+++ Material for this exercise
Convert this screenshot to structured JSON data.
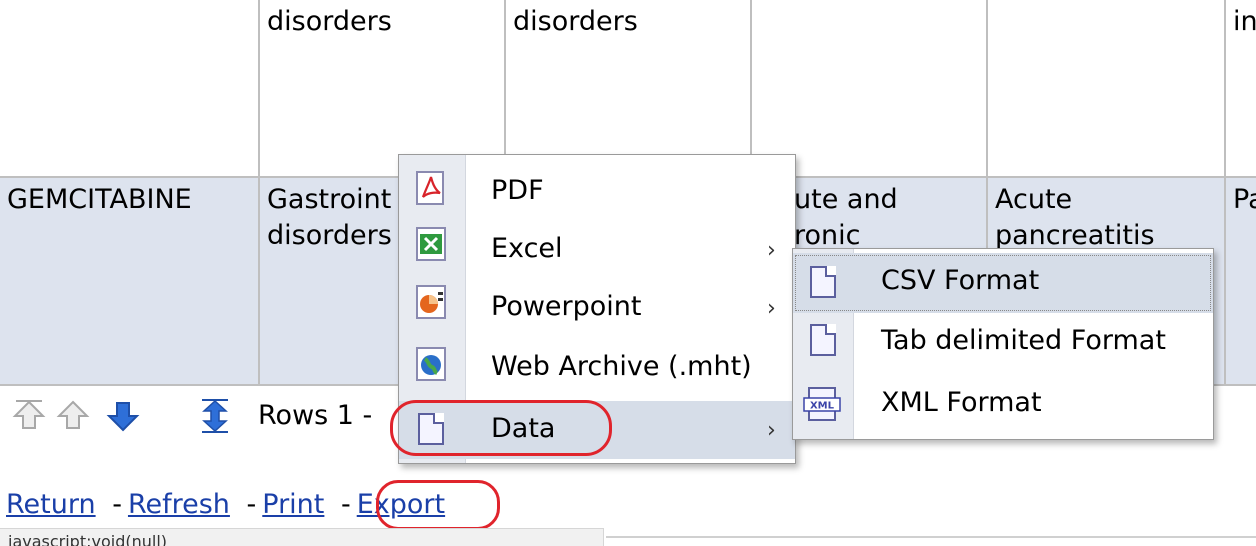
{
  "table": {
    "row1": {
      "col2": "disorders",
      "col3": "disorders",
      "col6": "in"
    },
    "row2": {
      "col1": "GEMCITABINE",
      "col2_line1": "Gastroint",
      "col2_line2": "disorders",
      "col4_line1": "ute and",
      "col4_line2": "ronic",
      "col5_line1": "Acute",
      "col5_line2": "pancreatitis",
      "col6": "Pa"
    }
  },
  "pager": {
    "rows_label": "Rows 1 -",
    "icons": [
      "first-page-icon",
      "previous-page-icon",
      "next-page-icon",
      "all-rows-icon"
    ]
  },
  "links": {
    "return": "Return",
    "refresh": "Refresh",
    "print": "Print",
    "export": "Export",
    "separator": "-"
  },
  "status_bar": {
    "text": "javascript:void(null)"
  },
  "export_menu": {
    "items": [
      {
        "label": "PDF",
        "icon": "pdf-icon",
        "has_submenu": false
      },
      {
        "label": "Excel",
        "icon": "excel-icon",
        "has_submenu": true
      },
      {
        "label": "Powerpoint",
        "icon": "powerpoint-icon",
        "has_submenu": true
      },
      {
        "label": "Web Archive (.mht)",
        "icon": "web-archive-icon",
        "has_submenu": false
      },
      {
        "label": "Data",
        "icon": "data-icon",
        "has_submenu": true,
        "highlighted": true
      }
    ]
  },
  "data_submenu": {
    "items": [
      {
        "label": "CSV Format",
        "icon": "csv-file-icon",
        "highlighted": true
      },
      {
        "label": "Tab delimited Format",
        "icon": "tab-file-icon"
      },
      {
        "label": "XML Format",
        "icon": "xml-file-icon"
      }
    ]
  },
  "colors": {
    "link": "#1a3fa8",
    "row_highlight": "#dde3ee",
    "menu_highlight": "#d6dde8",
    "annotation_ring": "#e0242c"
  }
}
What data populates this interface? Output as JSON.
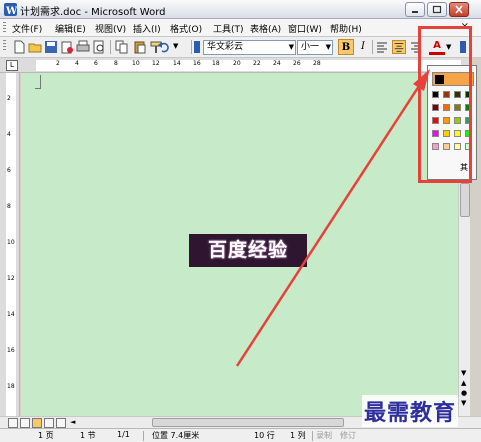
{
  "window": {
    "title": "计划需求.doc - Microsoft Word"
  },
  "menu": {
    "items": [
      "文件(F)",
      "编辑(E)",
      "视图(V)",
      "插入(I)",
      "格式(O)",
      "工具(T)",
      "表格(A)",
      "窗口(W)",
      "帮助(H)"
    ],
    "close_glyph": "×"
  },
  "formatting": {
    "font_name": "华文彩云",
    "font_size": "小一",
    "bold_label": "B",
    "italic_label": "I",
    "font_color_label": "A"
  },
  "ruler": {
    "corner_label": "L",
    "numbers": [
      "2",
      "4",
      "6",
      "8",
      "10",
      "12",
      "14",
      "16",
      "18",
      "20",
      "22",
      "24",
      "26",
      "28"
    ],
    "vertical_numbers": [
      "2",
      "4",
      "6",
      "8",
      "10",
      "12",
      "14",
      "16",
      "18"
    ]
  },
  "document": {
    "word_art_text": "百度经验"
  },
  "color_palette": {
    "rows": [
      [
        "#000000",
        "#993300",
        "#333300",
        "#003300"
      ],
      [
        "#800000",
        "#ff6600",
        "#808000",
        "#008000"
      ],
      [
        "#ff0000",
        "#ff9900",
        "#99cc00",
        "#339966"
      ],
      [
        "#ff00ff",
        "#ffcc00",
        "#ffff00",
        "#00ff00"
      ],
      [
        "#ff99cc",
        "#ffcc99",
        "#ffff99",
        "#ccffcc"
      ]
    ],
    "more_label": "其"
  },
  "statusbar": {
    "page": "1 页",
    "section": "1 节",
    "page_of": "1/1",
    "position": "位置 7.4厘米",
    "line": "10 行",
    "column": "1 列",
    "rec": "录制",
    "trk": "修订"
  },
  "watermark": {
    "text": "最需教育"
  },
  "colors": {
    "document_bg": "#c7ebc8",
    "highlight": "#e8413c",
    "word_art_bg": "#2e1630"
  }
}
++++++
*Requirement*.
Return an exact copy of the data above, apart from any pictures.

*Expected answer*.
Convert this screenshot to structured JSON data.
{
  "table": {
    "row1": {
      "col2": "disorders",
      "col3": "disorders",
      "col6": "in"
    },
    "row2": {
      "col1": "GEMCITABINE",
      "col2_line1": "Gastroint",
      "col2_line2": "disorders",
      "col4_line1": "ute and",
      "col4_line2": "ronic",
      "col5_line1": "Acute",
      "col5_line2": "pancreatitis",
      "col6": "Pa"
    }
  },
  "pager": {
    "rows_label": "Rows 1 -",
    "icons": [
      "first-page-icon",
      "previous-page-icon",
      "next-page-icon",
      "all-rows-icon"
    ]
  },
  "links": {
    "return": "Return",
    "refresh": "Refresh",
    "print": "Print",
    "export": "Export",
    "separator": "-"
  },
  "status_bar": {
    "text": "javascript:void(null)"
  },
  "export_menu": {
    "items": [
      {
        "label": "PDF",
        "icon": "pdf-icon",
        "has_submenu": false
      },
      {
        "label": "Excel",
        "icon": "excel-icon",
        "has_submenu": true
      },
      {
        "label": "Powerpoint",
        "icon": "powerpoint-icon",
        "has_submenu": true
      },
      {
        "label": "Web Archive (.mht)",
        "icon": "web-archive-icon",
        "has_submenu": false
      },
      {
        "label": "Data",
        "icon": "data-icon",
        "has_submenu": true,
        "highlighted": true
      }
    ]
  },
  "data_submenu": {
    "items": [
      {
        "label": "CSV Format",
        "icon": "csv-file-icon",
        "highlighted": true
      },
      {
        "label": "Tab delimited Format",
        "icon": "tab-file-icon"
      },
      {
        "label": "XML Format",
        "icon": "xml-file-icon"
      }
    ]
  },
  "colors": {
    "link": "#1a3fa8",
    "row_highlight": "#dde3ee",
    "menu_highlight": "#d6dde8",
    "annotation_ring": "#e0242c"
  }
}
What data populates this interface? Output as JSON.
{
  "window": {
    "title": "计划需求.doc - Microsoft Word"
  },
  "menu": {
    "items": [
      "文件(F)",
      "编辑(E)",
      "视图(V)",
      "插入(I)",
      "格式(O)",
      "工具(T)",
      "表格(A)",
      "窗口(W)",
      "帮助(H)"
    ],
    "close_glyph": "×"
  },
  "formatting": {
    "font_name": "华文彩云",
    "font_size": "小一",
    "bold_label": "B",
    "italic_label": "I",
    "font_color_label": "A"
  },
  "ruler": {
    "corner_label": "L",
    "numbers": [
      "2",
      "4",
      "6",
      "8",
      "10",
      "12",
      "14",
      "16",
      "18",
      "20",
      "22",
      "24",
      "26",
      "28"
    ],
    "vertical_numbers": [
      "2",
      "4",
      "6",
      "8",
      "10",
      "12",
      "14",
      "16",
      "18"
    ]
  },
  "document": {
    "word_art_text": "百度经验"
  },
  "color_palette": {
    "rows": [
      [
        "#000000",
        "#993300",
        "#333300",
        "#003300"
      ],
      [
        "#800000",
        "#ff6600",
        "#808000",
        "#008000"
      ],
      [
        "#ff0000",
        "#ff9900",
        "#99cc00",
        "#339966"
      ],
      [
        "#ff00ff",
        "#ffcc00",
        "#ffff00",
        "#00ff00"
      ],
      [
        "#ff99cc",
        "#ffcc99",
        "#ffff99",
        "#ccffcc"
      ]
    ],
    "more_label": "其"
  },
  "statusbar": {
    "page": "1 页",
    "section": "1 节",
    "page_of": "1/1",
    "position": "位置 7.4厘米",
    "line": "10 行",
    "column": "1 列",
    "rec": "录制",
    "trk": "修订"
  },
  "watermark": {
    "text": "最需教育"
  },
  "colors": {
    "document_bg": "#c7ebc8",
    "highlight": "#e8413c",
    "word_art_bg": "#2e1630"
  }
}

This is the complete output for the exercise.